### What to do
Send back every record exactly.

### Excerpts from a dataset
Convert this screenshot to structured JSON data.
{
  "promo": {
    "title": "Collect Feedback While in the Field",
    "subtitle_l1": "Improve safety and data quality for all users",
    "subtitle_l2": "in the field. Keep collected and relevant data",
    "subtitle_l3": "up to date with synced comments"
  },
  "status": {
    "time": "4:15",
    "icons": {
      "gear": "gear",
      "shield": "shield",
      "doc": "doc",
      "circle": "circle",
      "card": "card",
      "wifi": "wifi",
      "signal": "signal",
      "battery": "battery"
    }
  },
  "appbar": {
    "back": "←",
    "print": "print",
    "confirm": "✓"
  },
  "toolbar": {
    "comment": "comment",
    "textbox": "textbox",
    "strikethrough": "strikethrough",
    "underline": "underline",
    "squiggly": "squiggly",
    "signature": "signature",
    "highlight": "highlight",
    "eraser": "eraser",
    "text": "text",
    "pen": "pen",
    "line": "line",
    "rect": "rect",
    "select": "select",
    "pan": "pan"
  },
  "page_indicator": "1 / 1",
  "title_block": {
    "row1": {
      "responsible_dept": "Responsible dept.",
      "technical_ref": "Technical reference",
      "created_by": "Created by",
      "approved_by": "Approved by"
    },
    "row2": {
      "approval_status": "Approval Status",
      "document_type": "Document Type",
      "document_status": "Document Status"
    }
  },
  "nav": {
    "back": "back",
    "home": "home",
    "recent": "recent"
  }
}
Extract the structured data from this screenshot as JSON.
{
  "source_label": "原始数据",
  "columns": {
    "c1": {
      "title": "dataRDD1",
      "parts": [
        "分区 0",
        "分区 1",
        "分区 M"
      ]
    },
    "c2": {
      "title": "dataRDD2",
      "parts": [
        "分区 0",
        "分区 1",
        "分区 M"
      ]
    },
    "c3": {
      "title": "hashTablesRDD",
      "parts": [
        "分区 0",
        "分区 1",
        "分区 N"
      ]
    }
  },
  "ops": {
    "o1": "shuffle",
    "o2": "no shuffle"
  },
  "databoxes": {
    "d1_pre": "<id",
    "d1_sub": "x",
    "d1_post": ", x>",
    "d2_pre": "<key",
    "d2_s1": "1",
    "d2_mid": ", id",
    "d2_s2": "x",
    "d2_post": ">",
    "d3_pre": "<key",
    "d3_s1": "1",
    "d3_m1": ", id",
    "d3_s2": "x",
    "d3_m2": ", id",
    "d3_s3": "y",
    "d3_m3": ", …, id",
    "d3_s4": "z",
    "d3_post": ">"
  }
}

### Solved problem
Convert this screenshot to structured JSON data.
{
  "promo": {
    "title": "Collect Feedback While in the Field",
    "subtitle_l1": "Improve safety and data quality for all users",
    "subtitle_l2": "in the field. Keep collected and relevant data",
    "subtitle_l3": "up to date with synced comments"
  },
  "status": {
    "time": "4:15",
    "icons": {
      "gear": "gear",
      "shield": "shield",
      "doc": "doc",
      "circle": "circle",
      "card": "card",
      "wifi": "wifi",
      "signal": "signal",
      "battery": "battery"
    }
  },
  "appbar": {
    "back": "←",
    "print": "print",
    "confirm": "✓"
  },
  "toolbar": {
    "comment": "comment",
    "textbox": "textbox",
    "strikethrough": "strikethrough",
    "underline": "underline",
    "squiggly": "squiggly",
    "signature": "signature",
    "highlight": "highlight",
    "eraser": "eraser",
    "text": "text",
    "pen": "pen",
    "line": "line",
    "rect": "rect",
    "select": "select",
    "pan": "pan"
  },
  "page_indicator": "1 / 1",
  "title_block": {
    "row1": {
      "responsible_dept": "Responsible dept.",
      "technical_ref": "Technical reference",
      "created_by": "Created by",
      "approved_by": "Approved by"
    },
    "row2": {
      "approval_status": "Approval Status",
      "document_type": "Document Type",
      "document_status": "Document Status"
    }
  },
  "nav": {
    "back": "back",
    "home": "home",
    "recent": "recent"
  }
}
Extract the structured data from this screenshot as JSON.
{
  "source_label": "原始数据",
  "columns": {
    "c1": {
      "title": "dataRDD1",
      "parts": [
        "分区 0",
        "分区 1",
        "分区 M"
      ]
    },
    "c2": {
      "title": "dataRDD2",
      "parts": [
        "分区 0",
        "分区 1",
        "分区 M"
      ]
    },
    "c3": {
      "title": "hashTablesRDD",
      "parts": [
        "分区 0",
        "分区 1",
        "分区 N"
      ]
    }
  },
  "ops": {
    "o1": "shuffle",
    "o2": "no shuffle"
  },
  "databoxes": {
    "d1_pre": "<id",
    "d1_sub": "x",
    "d1_post": ", x>",
    "d2_pre": "<key",
    "d2_s1": "1",
    "d2_mid": ", id",
    "d2_s2": "x",
    "d2_post": ">",
    "d3_pre": "<key",
    "d3_s1": "1",
    "d3_m1": ", id",
    "d3_s2": "x",
    "d3_m2": ", id",
    "d3_s3": "y",
    "d3_m3": ", …, id",
    "d3_s4": "z",
    "d3_post": ">"
  }
}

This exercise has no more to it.